• Source information:
Start of Block

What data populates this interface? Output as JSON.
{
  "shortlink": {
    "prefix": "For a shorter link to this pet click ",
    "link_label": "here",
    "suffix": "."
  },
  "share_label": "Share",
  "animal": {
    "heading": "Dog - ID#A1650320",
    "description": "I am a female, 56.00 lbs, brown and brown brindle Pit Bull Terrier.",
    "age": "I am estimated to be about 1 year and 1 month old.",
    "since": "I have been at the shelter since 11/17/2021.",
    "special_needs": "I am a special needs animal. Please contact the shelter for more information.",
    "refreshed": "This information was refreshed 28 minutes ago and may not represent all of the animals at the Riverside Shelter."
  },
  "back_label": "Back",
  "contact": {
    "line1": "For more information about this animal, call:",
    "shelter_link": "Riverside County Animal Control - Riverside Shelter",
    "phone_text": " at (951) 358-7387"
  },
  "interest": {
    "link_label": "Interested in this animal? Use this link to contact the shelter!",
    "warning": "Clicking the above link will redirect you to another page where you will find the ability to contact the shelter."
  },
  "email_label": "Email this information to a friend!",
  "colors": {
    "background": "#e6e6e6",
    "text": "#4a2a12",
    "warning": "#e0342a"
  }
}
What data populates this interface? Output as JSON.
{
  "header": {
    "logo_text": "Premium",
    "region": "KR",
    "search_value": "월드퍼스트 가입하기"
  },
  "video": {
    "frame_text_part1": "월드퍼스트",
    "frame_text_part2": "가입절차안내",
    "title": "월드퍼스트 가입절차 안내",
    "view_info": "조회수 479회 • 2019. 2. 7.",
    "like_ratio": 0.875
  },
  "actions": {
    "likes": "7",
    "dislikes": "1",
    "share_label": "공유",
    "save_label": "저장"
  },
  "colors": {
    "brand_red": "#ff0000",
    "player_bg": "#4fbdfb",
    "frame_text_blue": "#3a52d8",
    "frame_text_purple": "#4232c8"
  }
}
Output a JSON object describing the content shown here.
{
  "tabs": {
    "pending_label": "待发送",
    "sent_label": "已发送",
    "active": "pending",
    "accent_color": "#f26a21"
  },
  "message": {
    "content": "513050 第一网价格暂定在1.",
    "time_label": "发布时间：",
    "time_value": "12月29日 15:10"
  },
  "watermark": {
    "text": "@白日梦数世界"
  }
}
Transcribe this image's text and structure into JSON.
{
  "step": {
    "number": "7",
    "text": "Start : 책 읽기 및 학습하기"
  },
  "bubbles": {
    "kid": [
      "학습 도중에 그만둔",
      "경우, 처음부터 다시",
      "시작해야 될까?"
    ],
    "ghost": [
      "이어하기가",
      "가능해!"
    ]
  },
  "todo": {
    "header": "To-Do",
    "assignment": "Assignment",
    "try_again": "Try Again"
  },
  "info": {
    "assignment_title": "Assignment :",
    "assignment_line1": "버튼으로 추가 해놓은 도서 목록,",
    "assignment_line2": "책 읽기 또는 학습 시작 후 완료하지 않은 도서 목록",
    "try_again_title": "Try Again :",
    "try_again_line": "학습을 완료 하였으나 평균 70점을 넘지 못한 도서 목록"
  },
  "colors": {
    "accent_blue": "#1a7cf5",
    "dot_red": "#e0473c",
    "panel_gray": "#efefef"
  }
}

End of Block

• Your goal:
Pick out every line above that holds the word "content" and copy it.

• Answer to the exercise:
Output a JSON object describing the content shown here.
    "content": "513050 第一网价格暂定在1.",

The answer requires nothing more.